─── ENTRIES PROVIDED ───
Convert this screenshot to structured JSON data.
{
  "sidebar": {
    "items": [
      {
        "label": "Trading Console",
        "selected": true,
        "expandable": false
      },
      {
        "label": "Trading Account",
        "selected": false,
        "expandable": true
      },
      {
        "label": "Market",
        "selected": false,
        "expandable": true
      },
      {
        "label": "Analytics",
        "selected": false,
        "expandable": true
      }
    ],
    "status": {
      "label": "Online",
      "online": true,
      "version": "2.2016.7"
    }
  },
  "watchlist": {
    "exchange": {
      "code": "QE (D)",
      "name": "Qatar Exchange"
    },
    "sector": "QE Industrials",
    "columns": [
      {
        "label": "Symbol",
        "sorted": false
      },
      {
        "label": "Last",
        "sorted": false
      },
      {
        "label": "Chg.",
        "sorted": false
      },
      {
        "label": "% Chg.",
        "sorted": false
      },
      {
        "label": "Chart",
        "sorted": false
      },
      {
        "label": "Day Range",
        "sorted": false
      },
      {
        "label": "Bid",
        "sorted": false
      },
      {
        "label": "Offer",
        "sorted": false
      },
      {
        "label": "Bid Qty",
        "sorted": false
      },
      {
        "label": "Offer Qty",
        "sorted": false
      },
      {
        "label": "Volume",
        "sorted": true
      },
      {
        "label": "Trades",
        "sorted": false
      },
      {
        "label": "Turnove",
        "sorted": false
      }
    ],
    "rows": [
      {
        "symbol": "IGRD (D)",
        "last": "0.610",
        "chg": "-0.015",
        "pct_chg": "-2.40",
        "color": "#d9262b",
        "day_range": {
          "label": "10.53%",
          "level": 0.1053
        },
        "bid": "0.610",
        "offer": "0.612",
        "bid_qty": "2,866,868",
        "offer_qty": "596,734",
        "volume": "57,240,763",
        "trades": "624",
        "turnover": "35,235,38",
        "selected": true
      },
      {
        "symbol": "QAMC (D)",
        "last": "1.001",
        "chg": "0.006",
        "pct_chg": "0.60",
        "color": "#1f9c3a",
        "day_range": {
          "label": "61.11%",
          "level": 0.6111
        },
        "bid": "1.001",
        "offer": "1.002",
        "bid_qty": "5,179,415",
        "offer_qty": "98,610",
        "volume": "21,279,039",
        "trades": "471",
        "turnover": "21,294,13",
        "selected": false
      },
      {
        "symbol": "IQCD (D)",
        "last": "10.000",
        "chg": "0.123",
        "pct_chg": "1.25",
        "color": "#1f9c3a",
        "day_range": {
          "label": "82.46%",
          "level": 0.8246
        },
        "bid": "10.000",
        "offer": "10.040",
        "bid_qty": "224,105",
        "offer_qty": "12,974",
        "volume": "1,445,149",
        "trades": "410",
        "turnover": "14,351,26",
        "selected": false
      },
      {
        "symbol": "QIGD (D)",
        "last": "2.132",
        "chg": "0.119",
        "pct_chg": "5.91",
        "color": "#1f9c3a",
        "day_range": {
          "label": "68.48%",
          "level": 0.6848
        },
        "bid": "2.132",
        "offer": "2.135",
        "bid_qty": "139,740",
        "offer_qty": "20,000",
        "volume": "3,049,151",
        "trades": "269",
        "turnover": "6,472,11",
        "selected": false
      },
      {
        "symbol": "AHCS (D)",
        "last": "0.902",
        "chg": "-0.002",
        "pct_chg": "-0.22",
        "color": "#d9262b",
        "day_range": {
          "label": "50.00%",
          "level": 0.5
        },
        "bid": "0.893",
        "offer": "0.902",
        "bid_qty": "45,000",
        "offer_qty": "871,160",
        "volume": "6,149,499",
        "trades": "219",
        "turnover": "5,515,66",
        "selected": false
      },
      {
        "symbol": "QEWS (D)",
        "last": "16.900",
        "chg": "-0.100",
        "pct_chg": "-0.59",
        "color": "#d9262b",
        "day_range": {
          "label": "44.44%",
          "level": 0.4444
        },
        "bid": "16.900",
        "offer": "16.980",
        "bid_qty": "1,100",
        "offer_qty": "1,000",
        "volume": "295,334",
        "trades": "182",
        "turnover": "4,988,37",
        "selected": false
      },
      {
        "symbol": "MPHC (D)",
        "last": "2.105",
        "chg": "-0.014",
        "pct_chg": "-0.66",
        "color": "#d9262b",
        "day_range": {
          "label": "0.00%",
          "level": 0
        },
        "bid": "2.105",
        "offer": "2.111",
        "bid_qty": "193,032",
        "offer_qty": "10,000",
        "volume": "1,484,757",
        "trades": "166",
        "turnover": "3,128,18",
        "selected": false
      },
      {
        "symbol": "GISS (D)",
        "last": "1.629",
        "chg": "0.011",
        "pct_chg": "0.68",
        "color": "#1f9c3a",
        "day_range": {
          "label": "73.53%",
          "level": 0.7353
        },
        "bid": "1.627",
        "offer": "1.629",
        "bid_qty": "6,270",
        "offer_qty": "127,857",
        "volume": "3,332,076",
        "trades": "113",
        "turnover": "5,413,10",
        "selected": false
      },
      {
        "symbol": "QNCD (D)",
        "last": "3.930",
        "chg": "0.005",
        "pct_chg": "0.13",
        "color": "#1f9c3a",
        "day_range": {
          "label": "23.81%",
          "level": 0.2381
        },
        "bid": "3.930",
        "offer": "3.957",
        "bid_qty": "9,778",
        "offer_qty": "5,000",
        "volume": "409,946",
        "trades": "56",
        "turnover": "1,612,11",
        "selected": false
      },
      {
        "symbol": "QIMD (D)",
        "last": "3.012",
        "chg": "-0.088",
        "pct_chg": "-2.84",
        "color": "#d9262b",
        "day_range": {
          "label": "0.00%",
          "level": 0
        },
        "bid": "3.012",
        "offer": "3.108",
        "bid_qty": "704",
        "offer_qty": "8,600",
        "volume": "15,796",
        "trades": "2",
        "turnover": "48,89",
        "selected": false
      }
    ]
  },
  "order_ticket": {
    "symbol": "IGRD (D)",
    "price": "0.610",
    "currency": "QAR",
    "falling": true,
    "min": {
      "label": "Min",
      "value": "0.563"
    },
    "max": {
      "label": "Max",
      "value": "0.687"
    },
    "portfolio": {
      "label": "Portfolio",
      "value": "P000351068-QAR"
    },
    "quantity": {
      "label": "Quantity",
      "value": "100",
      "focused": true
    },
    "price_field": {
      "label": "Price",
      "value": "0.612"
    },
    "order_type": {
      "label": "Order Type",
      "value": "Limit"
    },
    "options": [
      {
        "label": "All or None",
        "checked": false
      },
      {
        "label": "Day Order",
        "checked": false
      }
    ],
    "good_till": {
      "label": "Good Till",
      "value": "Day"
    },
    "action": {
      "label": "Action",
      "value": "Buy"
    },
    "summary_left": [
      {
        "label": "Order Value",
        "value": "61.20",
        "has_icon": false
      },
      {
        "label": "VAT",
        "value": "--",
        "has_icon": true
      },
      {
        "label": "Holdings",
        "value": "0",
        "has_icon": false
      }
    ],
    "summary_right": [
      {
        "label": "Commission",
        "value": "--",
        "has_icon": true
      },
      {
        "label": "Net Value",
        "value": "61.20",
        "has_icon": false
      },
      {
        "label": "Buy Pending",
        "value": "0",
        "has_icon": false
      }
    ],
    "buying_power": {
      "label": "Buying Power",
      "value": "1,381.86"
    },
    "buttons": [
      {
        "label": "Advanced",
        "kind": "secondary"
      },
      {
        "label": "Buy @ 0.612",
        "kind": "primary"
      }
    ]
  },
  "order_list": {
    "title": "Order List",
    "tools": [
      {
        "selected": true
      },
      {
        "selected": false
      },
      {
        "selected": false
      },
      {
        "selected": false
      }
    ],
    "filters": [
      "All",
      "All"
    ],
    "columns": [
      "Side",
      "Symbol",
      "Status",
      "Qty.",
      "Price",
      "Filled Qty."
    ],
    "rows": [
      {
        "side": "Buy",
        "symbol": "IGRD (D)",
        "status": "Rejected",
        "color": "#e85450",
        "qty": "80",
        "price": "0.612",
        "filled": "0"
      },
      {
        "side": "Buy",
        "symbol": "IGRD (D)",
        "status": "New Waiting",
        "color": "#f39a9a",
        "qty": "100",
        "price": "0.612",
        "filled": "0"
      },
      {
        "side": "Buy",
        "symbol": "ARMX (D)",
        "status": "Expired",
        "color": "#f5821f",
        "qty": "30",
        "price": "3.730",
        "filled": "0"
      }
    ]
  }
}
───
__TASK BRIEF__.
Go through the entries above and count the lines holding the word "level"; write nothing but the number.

__WRITTEN ANSWER__.
10